Driving in France, like any country, requires a driver to remove all expectations about how drivers should drive, and add observations and experiences of how they do drive. It’s not a case of worse or better driving – it’s a case of both worse and better.
For those from countries that drive on the left, the obvious challenge of driving on the right hand side of the road is not a big problem as it just takes a bit of concentration for the first few weeks, then constant checking to ensure the driver is the closest person to the centre line of the road. The biggest trap is moving from one way streets, including freeways, into two way highways, as it’s very easy to execute a wide right turn – straight into oncoming traffic. When turning, we mutter the mantra “Tight Right, Loose Left”.
Two obvious differences in driving behaviour are giving way to other vehicles and occupying road space.
A benefit of the way the French generally drive, with the practice of ducking in and out of traffic, is they are very watchful of cars around them and therefore tolerant to allowing other cars in. This is good news to the tourist, for whom a suddenly noticed sign to one’s destination pointing left can be taken from the right hand lane across three lanes of traffic with no horns blaring and no-one squeezing up to block access. Using an indicator when turning or changing lanes is very much optional when driving in Europe, but I have found that using an indicator buys me a little more anticipation and leeway from other drivers.
Turn indicator users falls into three categories when overtaking or changing lanes on highways and autoroutes. Category one drivers, of which I am a member, indicate left when moving into the overtaking lane, then indicating right when moving back. Category two drivers indicate left when moving out and leave the left indicator on until the whole overtaking operation is complete. This is to indicate that there is overtaking taking place, although to me the fact the car is in the left lane is a fairly strong hint. Category three drivers regard the indicator as a device to be used only (occasionally) when turning, not when changing lanes, so do not use them at all. It seems to be like religion – a practice adopted early in one’s life based on the influence of others and rarely changed for its duration.
The maximum speeds one can travel on French roads are well signposted, and much the same as other parts of the world. Sometimes they are too well signposted as the various rules regarding the maximum speed under what conditions and in what locations can sometimes create a plethora of speed changes. For example, when driving through a rural town, there can be eight speed changes in a kilometre, from 90 (maximum highway speed) to 70 (edge of town), 50 (in town), 70 (other edge), 90 (derestricted zone), 70 (curve), 90, 80 (intersection) then 90 again.
Larger trucks bear their own three speed signs in decreasing value, such as 100, 80 and 60; or 90, 70 and 60. These signs bear no relation to the speed the truck is moving, as I regularly saw trucks bearing speed signs of 100 travelling at 120. It was unclear at the time, but the purpose of the three signs is supposed to indicate the maximum speeds on autoroutes, divided roads and other roads. It might be more effective to mount the signs up front of the cabin, where the driver can see them.
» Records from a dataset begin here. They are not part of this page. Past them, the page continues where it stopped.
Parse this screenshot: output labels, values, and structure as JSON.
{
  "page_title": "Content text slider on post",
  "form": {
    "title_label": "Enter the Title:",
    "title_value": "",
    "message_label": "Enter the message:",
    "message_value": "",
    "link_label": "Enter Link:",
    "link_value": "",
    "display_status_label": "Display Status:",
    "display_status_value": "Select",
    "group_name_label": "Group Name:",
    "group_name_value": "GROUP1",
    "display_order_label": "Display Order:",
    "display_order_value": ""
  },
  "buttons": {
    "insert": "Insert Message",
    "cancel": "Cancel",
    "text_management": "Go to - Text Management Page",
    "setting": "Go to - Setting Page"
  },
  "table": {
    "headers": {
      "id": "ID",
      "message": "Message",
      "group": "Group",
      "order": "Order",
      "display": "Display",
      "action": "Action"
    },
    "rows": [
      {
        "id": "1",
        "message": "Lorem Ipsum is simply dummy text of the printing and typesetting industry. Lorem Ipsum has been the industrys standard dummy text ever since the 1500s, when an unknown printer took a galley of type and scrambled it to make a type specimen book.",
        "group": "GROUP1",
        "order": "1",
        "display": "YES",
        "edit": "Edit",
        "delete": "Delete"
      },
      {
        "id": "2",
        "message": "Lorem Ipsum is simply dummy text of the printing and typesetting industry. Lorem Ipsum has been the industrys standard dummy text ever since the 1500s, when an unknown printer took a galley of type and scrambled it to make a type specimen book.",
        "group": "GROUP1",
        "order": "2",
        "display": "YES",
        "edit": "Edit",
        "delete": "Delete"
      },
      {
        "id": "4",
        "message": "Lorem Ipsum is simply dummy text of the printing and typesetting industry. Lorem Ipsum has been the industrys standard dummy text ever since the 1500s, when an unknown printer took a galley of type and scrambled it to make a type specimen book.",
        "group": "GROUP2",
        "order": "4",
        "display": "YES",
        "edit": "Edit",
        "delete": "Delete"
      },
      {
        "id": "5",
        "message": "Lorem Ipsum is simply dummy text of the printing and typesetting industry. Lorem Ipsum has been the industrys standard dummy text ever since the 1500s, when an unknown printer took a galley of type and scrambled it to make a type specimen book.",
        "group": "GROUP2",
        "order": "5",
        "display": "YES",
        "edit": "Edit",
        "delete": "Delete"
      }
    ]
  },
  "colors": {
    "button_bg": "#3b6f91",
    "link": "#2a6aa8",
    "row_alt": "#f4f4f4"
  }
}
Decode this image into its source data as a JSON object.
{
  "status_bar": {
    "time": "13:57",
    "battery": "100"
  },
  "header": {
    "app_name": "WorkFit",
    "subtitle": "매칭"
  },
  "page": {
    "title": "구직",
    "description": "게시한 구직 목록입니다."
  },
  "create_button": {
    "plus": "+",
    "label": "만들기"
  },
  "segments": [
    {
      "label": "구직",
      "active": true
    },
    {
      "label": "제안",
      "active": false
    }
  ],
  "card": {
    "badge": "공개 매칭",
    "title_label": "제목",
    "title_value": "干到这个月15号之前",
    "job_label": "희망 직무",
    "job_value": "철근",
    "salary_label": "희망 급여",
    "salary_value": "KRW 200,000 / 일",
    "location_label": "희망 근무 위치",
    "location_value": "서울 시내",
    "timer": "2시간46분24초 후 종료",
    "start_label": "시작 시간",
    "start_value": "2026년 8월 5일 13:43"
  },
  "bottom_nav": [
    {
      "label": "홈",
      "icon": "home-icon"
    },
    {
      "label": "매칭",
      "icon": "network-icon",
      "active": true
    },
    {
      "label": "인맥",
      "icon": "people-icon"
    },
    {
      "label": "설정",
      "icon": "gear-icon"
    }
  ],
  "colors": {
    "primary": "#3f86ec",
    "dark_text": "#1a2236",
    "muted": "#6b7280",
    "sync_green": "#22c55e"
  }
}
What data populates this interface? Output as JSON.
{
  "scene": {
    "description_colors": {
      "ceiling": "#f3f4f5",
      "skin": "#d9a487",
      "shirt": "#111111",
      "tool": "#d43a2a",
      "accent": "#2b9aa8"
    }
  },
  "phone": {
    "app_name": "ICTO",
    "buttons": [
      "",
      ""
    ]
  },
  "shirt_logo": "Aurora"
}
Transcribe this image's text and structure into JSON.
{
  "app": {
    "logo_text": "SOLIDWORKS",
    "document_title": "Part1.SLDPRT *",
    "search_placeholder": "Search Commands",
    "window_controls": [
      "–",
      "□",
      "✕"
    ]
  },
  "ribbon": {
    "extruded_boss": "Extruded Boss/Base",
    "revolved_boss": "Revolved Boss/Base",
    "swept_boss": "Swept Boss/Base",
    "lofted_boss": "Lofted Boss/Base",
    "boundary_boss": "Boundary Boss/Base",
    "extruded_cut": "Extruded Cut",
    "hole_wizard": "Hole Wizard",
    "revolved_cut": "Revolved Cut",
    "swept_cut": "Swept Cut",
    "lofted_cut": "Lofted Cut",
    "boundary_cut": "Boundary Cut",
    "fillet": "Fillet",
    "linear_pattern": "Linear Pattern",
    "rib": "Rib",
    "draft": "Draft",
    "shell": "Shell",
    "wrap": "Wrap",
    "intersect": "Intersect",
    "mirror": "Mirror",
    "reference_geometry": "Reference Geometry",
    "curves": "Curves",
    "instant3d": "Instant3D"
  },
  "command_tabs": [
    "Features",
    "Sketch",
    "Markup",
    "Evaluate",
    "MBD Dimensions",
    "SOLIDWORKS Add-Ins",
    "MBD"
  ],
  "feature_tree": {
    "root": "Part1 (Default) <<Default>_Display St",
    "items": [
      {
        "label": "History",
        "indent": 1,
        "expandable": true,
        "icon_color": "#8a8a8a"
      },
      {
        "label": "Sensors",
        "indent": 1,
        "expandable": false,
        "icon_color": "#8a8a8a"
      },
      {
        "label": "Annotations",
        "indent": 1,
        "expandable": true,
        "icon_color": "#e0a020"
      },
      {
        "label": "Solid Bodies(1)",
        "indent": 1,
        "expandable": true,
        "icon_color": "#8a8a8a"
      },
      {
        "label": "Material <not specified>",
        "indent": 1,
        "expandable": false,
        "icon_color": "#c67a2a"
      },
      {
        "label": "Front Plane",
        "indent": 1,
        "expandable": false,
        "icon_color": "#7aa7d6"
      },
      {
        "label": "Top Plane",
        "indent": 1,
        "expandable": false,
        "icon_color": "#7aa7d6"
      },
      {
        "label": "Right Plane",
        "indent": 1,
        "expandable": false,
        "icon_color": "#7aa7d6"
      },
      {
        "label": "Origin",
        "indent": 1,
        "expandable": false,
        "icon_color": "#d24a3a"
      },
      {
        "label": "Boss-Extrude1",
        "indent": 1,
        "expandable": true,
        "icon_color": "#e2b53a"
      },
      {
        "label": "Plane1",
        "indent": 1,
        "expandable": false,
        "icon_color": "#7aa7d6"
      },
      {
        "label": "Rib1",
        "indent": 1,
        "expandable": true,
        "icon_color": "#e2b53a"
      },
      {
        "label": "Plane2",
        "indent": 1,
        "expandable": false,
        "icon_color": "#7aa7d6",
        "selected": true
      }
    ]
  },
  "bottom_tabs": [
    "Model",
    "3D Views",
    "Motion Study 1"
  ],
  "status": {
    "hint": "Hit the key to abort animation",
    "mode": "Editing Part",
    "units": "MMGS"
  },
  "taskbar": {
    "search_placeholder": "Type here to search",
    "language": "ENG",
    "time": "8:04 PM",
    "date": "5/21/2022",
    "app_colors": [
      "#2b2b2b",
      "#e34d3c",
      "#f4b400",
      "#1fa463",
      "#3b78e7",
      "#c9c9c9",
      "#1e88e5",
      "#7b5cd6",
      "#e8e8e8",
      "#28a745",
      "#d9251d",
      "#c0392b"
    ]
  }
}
The French tolerance for high speed has diminished over recent years due to an escalating road toll. Although the autoroutes have always had a speed limit of 130kph, it was traditionally disregarded and rarely policed. Speeds are now more rigorously enforced with both police radar and Speed cameras. In typically Gallic liberté fashion, however, speed cameras are in large obvious metal boxes by the side of the road, often just after a sign saying “Speed cameras ahead”. In case that’s too subtle, the speed camera boxes are covered with yellow reflective tape so you can see them well before they see you. However, I was both amused and dazzled on one occasion at night when passing a speed camera which bore the sign ‘Making roads safer’. I was over the limit, so was greeted with a dazzling flash as it took my picture from the front, blinding my driving for the next 20 seconds. Not entirely sure I was safer.